Data about app and page elements

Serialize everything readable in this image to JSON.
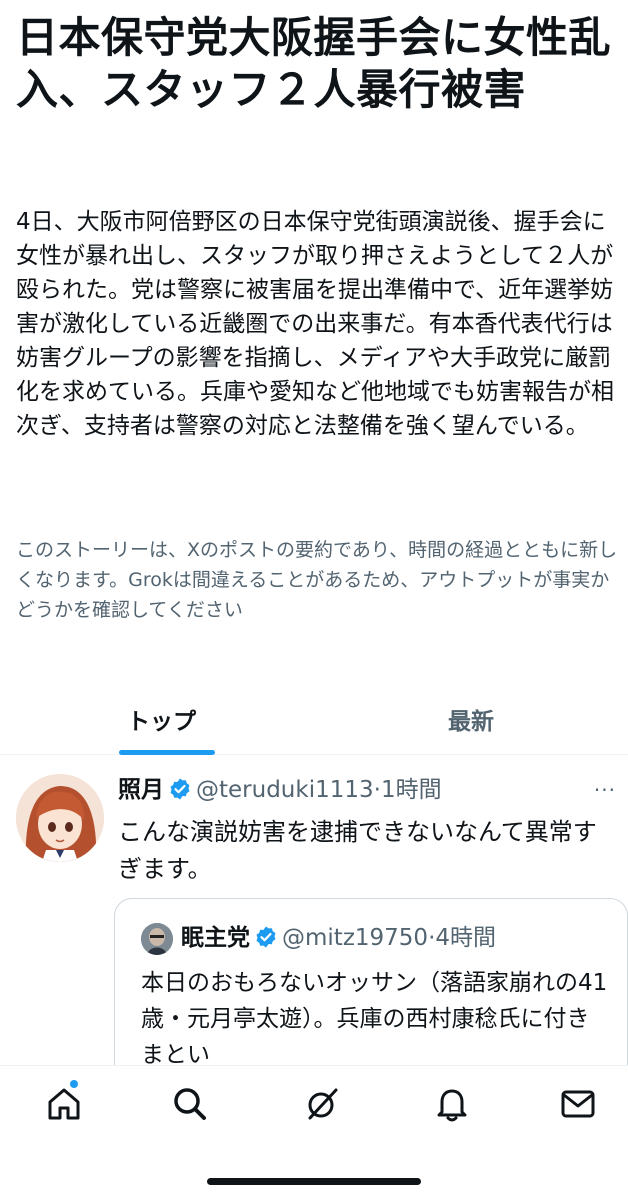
{
  "story": {
    "headline": "日本保守党大阪握手会に女性乱入、スタッフ２人暴行被害",
    "summary": "4日、大阪市阿倍野区の日本保守党街頭演説後、握手会に女性が暴れ出し、スタッフが取り押さえようとして２人が殴られた。党は警察に被害届を提出準備中で、近年選挙妨害が激化している近畿圏での出来事だ。有本香代表代行は妨害グループの影響を指摘し、メディアや大手政党に厳罰化を求めている。兵庫や愛知など他地域でも妨害報告が相次ぎ、支持者は警察の対応と法整備を強く望んでいる。",
    "disclaimer": "このストーリーは、Xのポストの要約であり、時間の経過とともに新しくなります。Grokは間違えることがあるため、アウトプットが事実かどうかを確認してください"
  },
  "tabs": [
    {
      "label": "トップ",
      "active": true
    },
    {
      "label": "最新",
      "active": false
    }
  ],
  "post": {
    "name": "照月",
    "handle": "@teruduki1113",
    "separator": "·",
    "time": "1時間",
    "more": "···",
    "text": "こんな演説妨害を逮捕できないなんて異常すぎます。",
    "quote": {
      "name": "眠主党",
      "handle": "@mitz19750",
      "separator": "·",
      "time": "4時間",
      "text": "本日のおもろないオッサン（落語家崩れの41歳・元月亭太遊）。兵庫の西村康稔氏に付きまとい"
    }
  },
  "nav": {
    "items": [
      "home-icon",
      "search-icon",
      "grok-icon",
      "notifications-icon",
      "messages-icon"
    ],
    "home_has_badge": true
  },
  "colors": {
    "accent": "#1d9bf0",
    "text": "#0f1419",
    "secondary": "#536471",
    "border": "#cfd9de"
  }
}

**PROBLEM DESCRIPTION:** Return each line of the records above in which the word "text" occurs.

**OUTPUT BELOW:**
    "text": "こんな演説妨害を逮捕できないなんて異常すぎます。",
      "text": "本日のおもろないオッサン（落語家崩れの41歳・元月亭太遊）。兵庫の西村康稔氏に付きまとい"
    "text": "#0f1419",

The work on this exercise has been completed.